Courtesy of Catalina Marine Society
Wave measurement data taken from Casino Point Dive Park
The Catalina Marine Society recently executed an experiment in the Casino Point Dive Park in development of a sea-state camera system to remotely and inexpensively measure sea conditions with commercially available cameras.
The goal of the project is to find a practical way to measure waves and use the information to protect diver and beachgoer safety.
On Sunday, May 22, Marine Society volunteers Ted Sharshan and Shawn Broes instrumented the Dive Park with wave detecting sensors while the western edge of the park was imaged with a camera by Karen Norris and Craig Gelpi from the hill above the Casino. CMS President Mike Doran coordinated activity from shore. The objective was to measure the exact wave conditions in the park with sensors on the sea bed and compare to subsequently deduce waves from the imagery obtained by the camera.
Wave measurement and recording can be a very costly. Typically, instrumented buoys that are moored to the seabed record their acceleration produced as the waves move past the buoy. These data are recorded and then telemetered to a base station. The accelerations are then integrated to determine wave heights. With additional sensors, wave propagation direction can also be computed. The whole process is very expensive, and impractical for many locations where knowledge of waves is required.
The Catalina Marine Society is a nonprofit organization dedicated to advance ocean knowledge in the local SoCal area mainly through the use of volunteers. The current project came out of discussions with the California Department of Parks and Recreation regarding the need for wave observations for beaches that are sometime dangerous for beachgoers and scuba divers, with the prime example being Monastery Beach at Monterey Bay (aka, “Mortuary Beach,” due to the number of wave-related deaths there). CMS also desires to measure wave characteristics along many coves along Santa Catalina Island to understand wave-induced water mixing.

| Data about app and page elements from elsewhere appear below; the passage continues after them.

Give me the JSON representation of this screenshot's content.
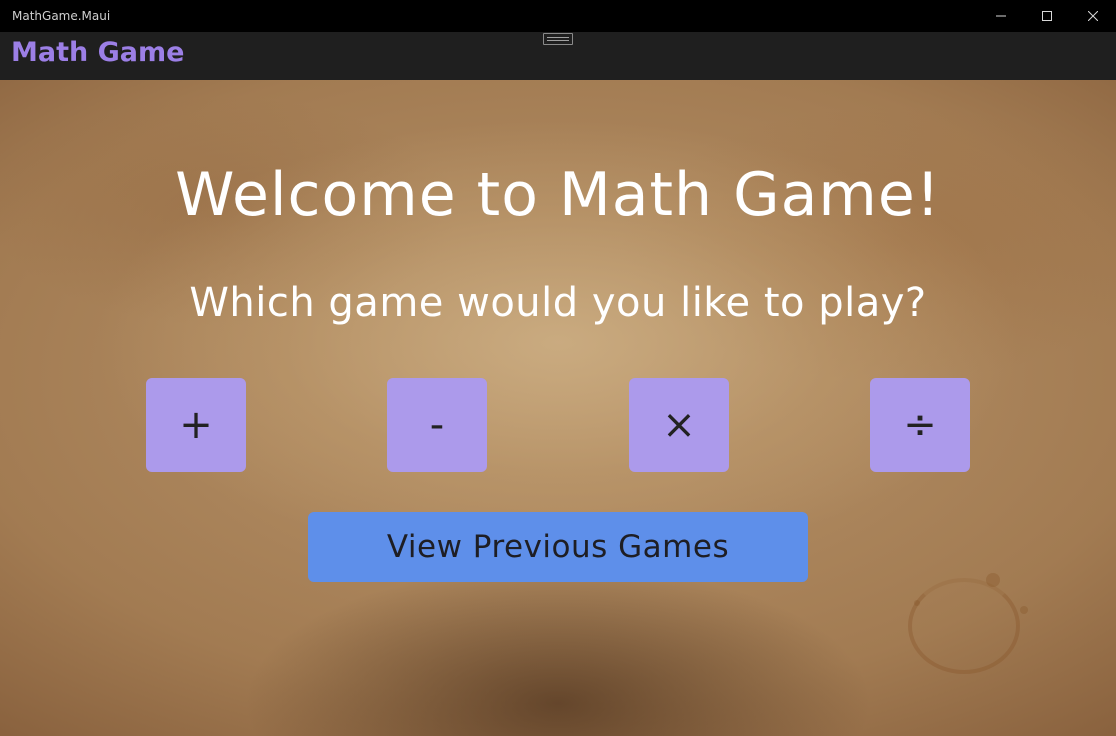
{
  "window": {
    "title": "MathGame.Maui",
    "controls": {
      "minimize_icon": "minimize-icon",
      "maximize_icon": "maximize-icon",
      "close_icon": "close-icon"
    }
  },
  "appbar": {
    "title": "Math Game",
    "title_color": "#9c7fe6"
  },
  "main": {
    "welcome": "Welcome to Math Game!",
    "question": "Which game would you like to play?",
    "operations": [
      {
        "label": "+",
        "name": "addition"
      },
      {
        "label": "-",
        "name": "subtraction"
      },
      {
        "label": "×",
        "name": "multiplication"
      },
      {
        "label": "÷",
        "name": "division"
      }
    ],
    "history_button": "View Previous Games"
  },
  "colors": {
    "operation_button": "#ac9aeb",
    "history_button": "#5e8fea"
  }
}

Despite some hiccups in the sensor deployment, the May 22, experiment was deemed very successful and provides measurements that will be analyzed over the next year. These measurements include pressure at the seabed and current direction, in addition to the raw camera data. Results are expected to be presented at the next Ocean Optics conference in October.